● **Exercise brief**
Pick out all lines of the entries that include the word "this" and copy them.

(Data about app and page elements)
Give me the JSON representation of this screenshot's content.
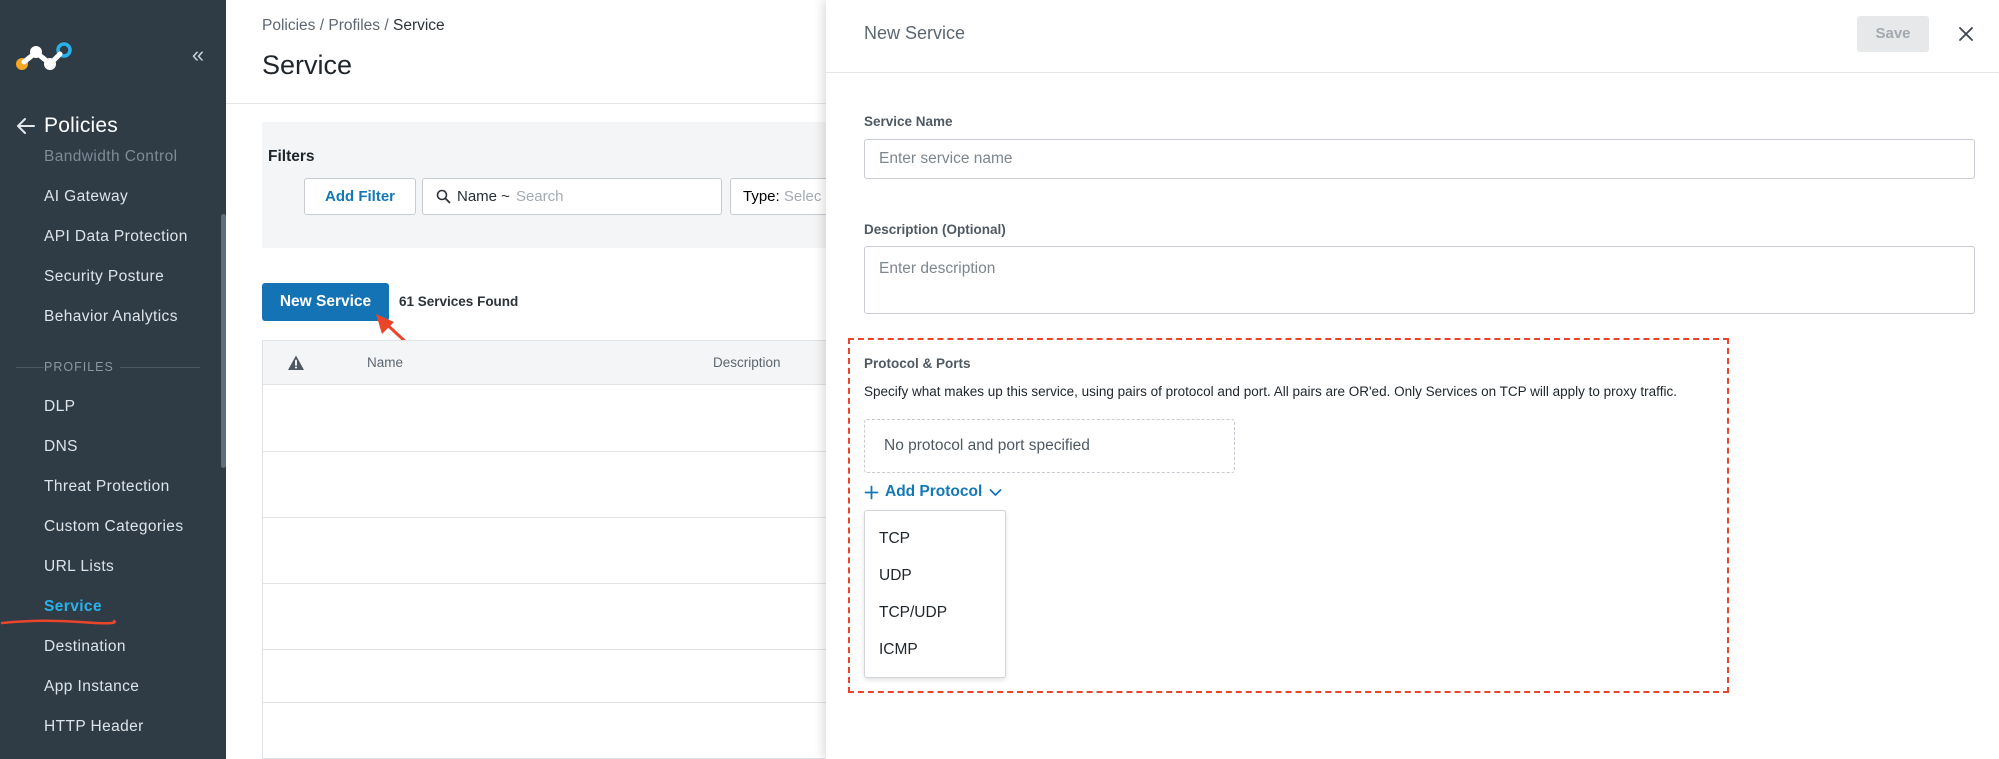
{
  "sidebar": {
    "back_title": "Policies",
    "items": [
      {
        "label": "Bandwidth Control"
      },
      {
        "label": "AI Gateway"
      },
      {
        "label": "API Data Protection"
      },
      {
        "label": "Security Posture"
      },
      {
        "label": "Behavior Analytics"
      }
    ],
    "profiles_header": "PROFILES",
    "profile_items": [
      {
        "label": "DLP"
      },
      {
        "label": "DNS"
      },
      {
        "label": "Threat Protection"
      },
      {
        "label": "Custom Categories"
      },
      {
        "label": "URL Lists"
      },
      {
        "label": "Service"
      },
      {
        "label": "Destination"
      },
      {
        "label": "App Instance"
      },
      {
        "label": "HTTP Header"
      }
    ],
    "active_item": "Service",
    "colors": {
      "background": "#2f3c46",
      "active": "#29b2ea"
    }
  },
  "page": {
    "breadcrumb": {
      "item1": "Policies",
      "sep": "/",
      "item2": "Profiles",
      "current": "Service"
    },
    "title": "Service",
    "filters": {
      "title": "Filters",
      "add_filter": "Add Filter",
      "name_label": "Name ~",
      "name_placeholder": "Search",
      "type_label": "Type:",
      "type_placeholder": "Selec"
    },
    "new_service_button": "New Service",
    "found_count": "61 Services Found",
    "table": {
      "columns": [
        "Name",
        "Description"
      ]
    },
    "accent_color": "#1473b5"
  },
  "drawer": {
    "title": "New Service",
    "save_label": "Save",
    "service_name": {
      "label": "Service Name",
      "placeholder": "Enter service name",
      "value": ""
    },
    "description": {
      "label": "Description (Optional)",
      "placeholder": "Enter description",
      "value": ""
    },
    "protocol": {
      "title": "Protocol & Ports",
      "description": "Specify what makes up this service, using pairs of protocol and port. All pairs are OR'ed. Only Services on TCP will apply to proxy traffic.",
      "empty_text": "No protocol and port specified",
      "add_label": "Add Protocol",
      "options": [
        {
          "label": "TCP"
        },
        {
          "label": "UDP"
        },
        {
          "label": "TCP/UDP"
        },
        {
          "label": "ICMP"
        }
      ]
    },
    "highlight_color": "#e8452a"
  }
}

● **Final answer**
Give me the JSON representation of this screenshot's content.
      "description": "Specify what makes up this service, using pairs of protocol and port. All pairs are OR'ed. Only Services on TCP will apply to proxy traffic.",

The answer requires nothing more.